The baht has declined 1.4 per cent this week, set for its worst loss since September 2015. The cost to insure the nation's debt rose 5 basis points to 106 basis points on Thursday in New York, completing a 23 basis point increase in three days that was the steepest increase in more than three years, according to CMA data. The Thailand ETF climbed 2.7 per cent to US$68.54 in New York, trimming its loss this week to 6.9 per cent.
"The uncertainties and political risks have been more or less priced in," Margaret Yang, an analyst at CMC Markets in Singapore, said by phone after the news. "We may still see some panic selling but I don't expect this to last for very long. Eventually smart money will flow in to support the market."
Thailand's SET Index has fallen 6.1 per cent this week, with 30-day volatility on the gauge climbing on Wednesday to the highest level since January. The baht reached the lowest since January and at one stage was heading for its worst week in a decade.
The SET rose 15 per cent in the first nine months of the year, the most among South-east Asia's major gauges after the Jakarta Composite Index. Stocks entered a bull market in July and reached the highest level in 15 months in August as economic growth accelerated and emerging-market assets rallied.
Thailand's banks and the stock exchange will open as usual Friday.
"We will open as usual unless they subsequently ask us to close," Stock Exchange of Thailand president Kesara Manchusree said late Thursday by phone from Bangkok.
Equities had also been aided as stimulus measures to help shield the country from China's economic slowdown made the nation's shares a haven for overseas funds. Foreign investors have poured US$3.8 billion into Thai equities this year, the biggest inflow in South-east Asia, according to data compiled by Bloomberg.
"Thailand's economic fundamentals remain unaffected, which should help it to weather this storm," Jingyi Pan, a Singapore-based strategist at IG Asia Pte Ltd, said by e-mail before the announcement. "The military government which has overseen the economy during a period of increasing GDP growth, could help to guide the country through the period."
Global funds pulled more than US$950 million from Thai bonds in four straight days of selling, heading for the largest weekly outflows since May 2013. The nation's 10-year government yield rose this week to 2.32 per cent, the highest since January.
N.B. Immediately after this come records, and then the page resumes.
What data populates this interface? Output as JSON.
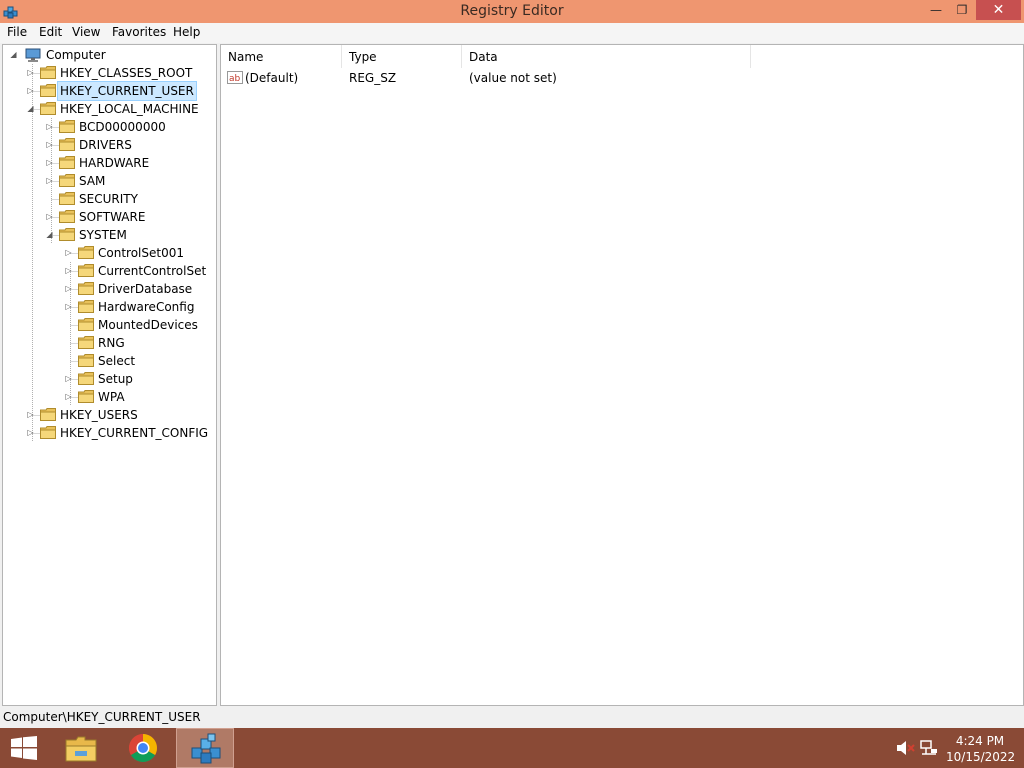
{
  "window": {
    "title": "Registry Editor"
  },
  "window_controls": {
    "minimize": "—",
    "maximize": "❐",
    "close": "✕"
  },
  "menu": [
    "File",
    "Edit",
    "View",
    "Favorites",
    "Help"
  ],
  "tree": {
    "root": "Computer",
    "items": [
      {
        "label": "HKEY_CLASSES_ROOT",
        "level": 1,
        "expander": "collapsed"
      },
      {
        "label": "HKEY_CURRENT_USER",
        "level": 1,
        "expander": "collapsed",
        "selected": true
      },
      {
        "label": "HKEY_LOCAL_MACHINE",
        "level": 1,
        "expander": "expanded"
      },
      {
        "label": "BCD00000000",
        "level": 2,
        "expander": "collapsed"
      },
      {
        "label": "DRIVERS",
        "level": 2,
        "expander": "collapsed"
      },
      {
        "label": "HARDWARE",
        "level": 2,
        "expander": "collapsed"
      },
      {
        "label": "SAM",
        "level": 2,
        "expander": "collapsed"
      },
      {
        "label": "SECURITY",
        "level": 2,
        "expander": "none"
      },
      {
        "label": "SOFTWARE",
        "level": 2,
        "expander": "collapsed"
      },
      {
        "label": "SYSTEM",
        "level": 2,
        "expander": "expanded"
      },
      {
        "label": "ControlSet001",
        "level": 3,
        "expander": "collapsed"
      },
      {
        "label": "CurrentControlSet",
        "level": 3,
        "expander": "collapsed"
      },
      {
        "label": "DriverDatabase",
        "level": 3,
        "expander": "collapsed"
      },
      {
        "label": "HardwareConfig",
        "level": 3,
        "expander": "collapsed"
      },
      {
        "label": "MountedDevices",
        "level": 3,
        "expander": "none"
      },
      {
        "label": "RNG",
        "level": 3,
        "expander": "none"
      },
      {
        "label": "Select",
        "level": 3,
        "expander": "none"
      },
      {
        "label": "Setup",
        "level": 3,
        "expander": "collapsed"
      },
      {
        "label": "WPA",
        "level": 3,
        "expander": "collapsed"
      },
      {
        "label": "HKEY_USERS",
        "level": 1,
        "expander": "collapsed"
      },
      {
        "label": "HKEY_CURRENT_CONFIG",
        "level": 1,
        "expander": "collapsed"
      }
    ]
  },
  "list": {
    "columns": [
      "Name",
      "Type",
      "Data"
    ],
    "rows": [
      {
        "name": "(Default)",
        "type": "REG_SZ",
        "data": "(value not set)",
        "icon": "string-value-icon"
      }
    ]
  },
  "status": {
    "path": "Computer\\HKEY_CURRENT_USER"
  },
  "taskbar": {
    "apps": [
      {
        "name": "file-explorer",
        "icon": "folder-icon"
      },
      {
        "name": "chrome",
        "icon": "chrome-icon"
      },
      {
        "name": "registry-editor",
        "icon": "regedit-icon",
        "active": true
      }
    ],
    "time": "4:24 PM",
    "date": "10/15/2022"
  },
  "colors": {
    "titlebar": "#ef9670",
    "taskbar": "#8a4a36",
    "close_button": "#c75050",
    "selection": "#cce8ff",
    "folder": "#e8c15a"
  }
}
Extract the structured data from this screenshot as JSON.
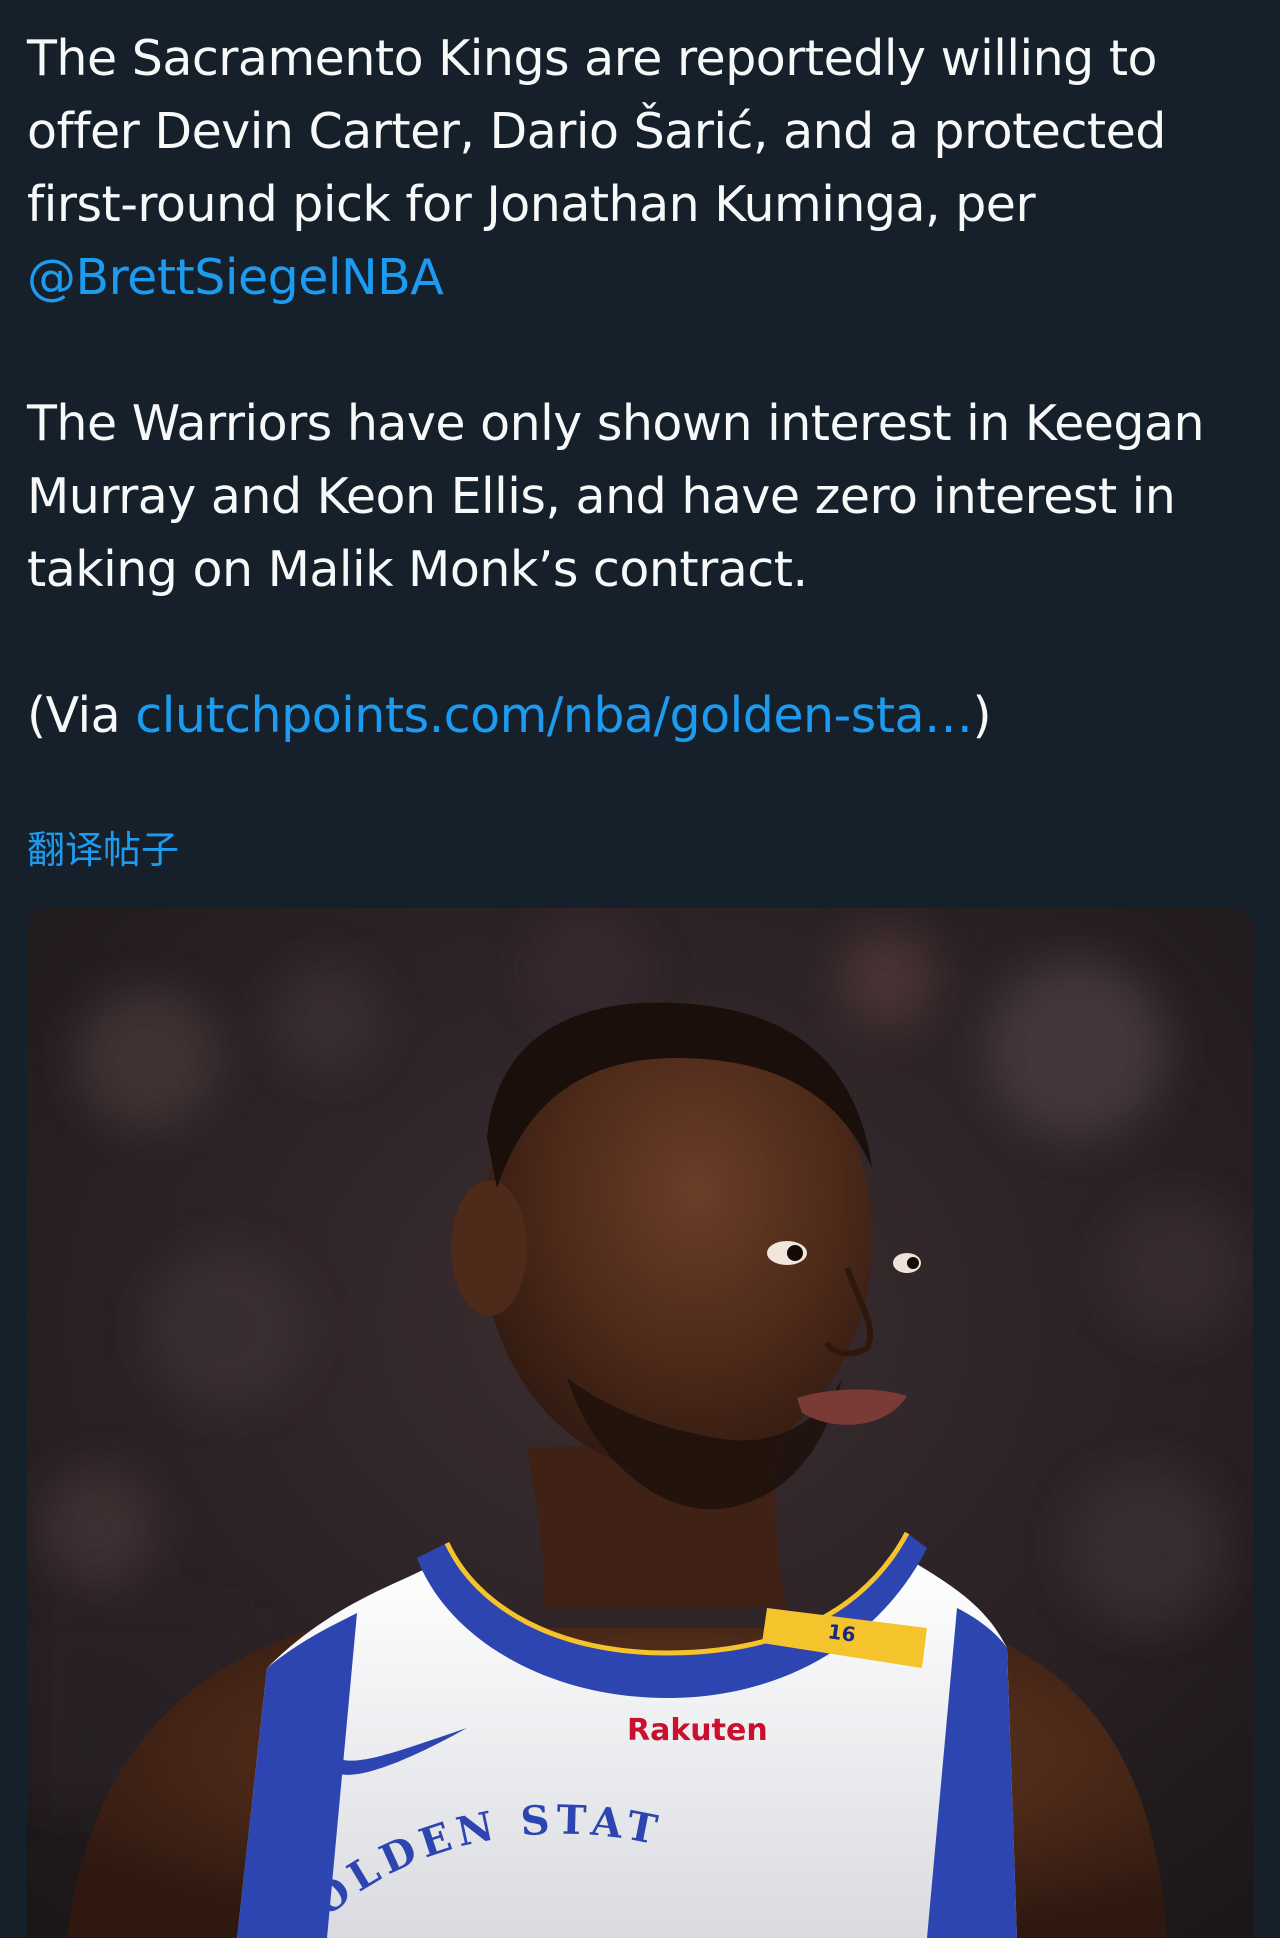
{
  "tweet": {
    "p1_text": "The Sacramento Kings are reportedly willing to offer Devin Carter, Dario Šarić, and a protected first-round pick for Jonathan Kuminga, per",
    "p1_mention": "@BrettSiegelNBA",
    "p2_text": "The Warriors have only shown interest in Keegan Murray and Keon Ellis, and have zero interest in taking on Malik Monk’s contract.",
    "p3_prefix": "(Via",
    "p3_link": "clutchpoints.com/nba/golden-sta…",
    "p3_suffix": ")",
    "translate_label": "翻译帖子"
  },
  "media": {
    "jersey_number": "16",
    "sponsor": "Rakuten",
    "jersey_lettering": "OLDEN STAT"
  },
  "colors": {
    "background": "#15202b",
    "text": "#f7f9f9",
    "link": "#1d9bf0",
    "jersey_blue": "#2c45b0",
    "jersey_gold": "#f5c42c",
    "sponsor_red": "#c9102f"
  }
}
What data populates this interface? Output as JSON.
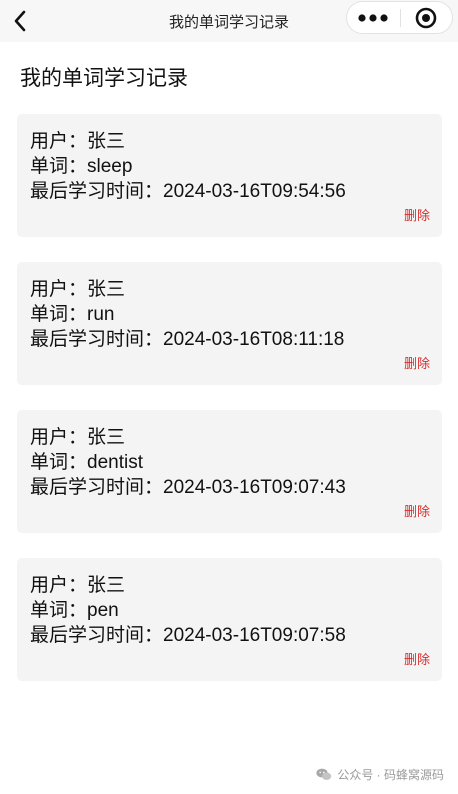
{
  "navbar": {
    "title": "我的单词学习记录"
  },
  "page": {
    "heading": "我的单词学习记录"
  },
  "labels": {
    "user_prefix": "用户：",
    "word_prefix": "单词：",
    "time_prefix": "最后学习时间："
  },
  "records": [
    {
      "user": "张三",
      "word": "sleep",
      "last_study_time": "2024-03-16T09:54:56",
      "delete_label": "删除"
    },
    {
      "user": "张三",
      "word": "run",
      "last_study_time": "2024-03-16T08:11:18",
      "delete_label": "删除"
    },
    {
      "user": "张三",
      "word": "dentist",
      "last_study_time": "2024-03-16T09:07:43",
      "delete_label": "删除"
    },
    {
      "user": "张三",
      "word": "pen",
      "last_study_time": "2024-03-16T09:07:58",
      "delete_label": "删除"
    }
  ],
  "watermark": {
    "text": "公众号 · 码蜂窝源码",
    "icon": "wechat-icon"
  },
  "icons": {
    "back": "chevron-left-icon",
    "more": "more-dots-icon",
    "close": "target-circle-icon"
  },
  "colors": {
    "delete": "#d42d2d",
    "card_background": "#f4f4f4",
    "navbar_background": "#f7f7f7"
  }
}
The nation's bond market had been struggling even before the king's health spurred further declines, as higher oil prices threatened to spur inflation and prompting traders to price in chances for a Bank of Thailand interest-rate increase.
Thailand's sovereign notes have slumped 2.1 per cent in the past six months, compared with gains of more than 6 per cent in India and Indonesia and a 2.9 per cent advance in Malaysia.
South-east Asia's second-biggest economy may grow as much as 3.5 per cent in 2016 from 3.2 per cent last year on the government's accelerating spending, according to the National Economic and Social Development Board. Prime Minister Prayuth Chan-Ocha, who took power in a May 2014 military coup, has issued a series of economic stimulus measures valued at more than 645 billion baht (S$25 billion) since September 2015 to help shore up local demand.
Soo Hai Lim, investment director at Baring Asset Management (Asia) Ltd in Hong Kong, says there's a potential buying opportunity.
"A lot of people are nervous about the situation," he said. "It is something that investors cannot dismiss outright but with the military in charge, the situation in Thailand should be manageable. Quite a number of companies are still delivering quite good growth despite the challenging macro economic environment. This incident is unfortunate but it's something we're aware of. The king has been sick for a while."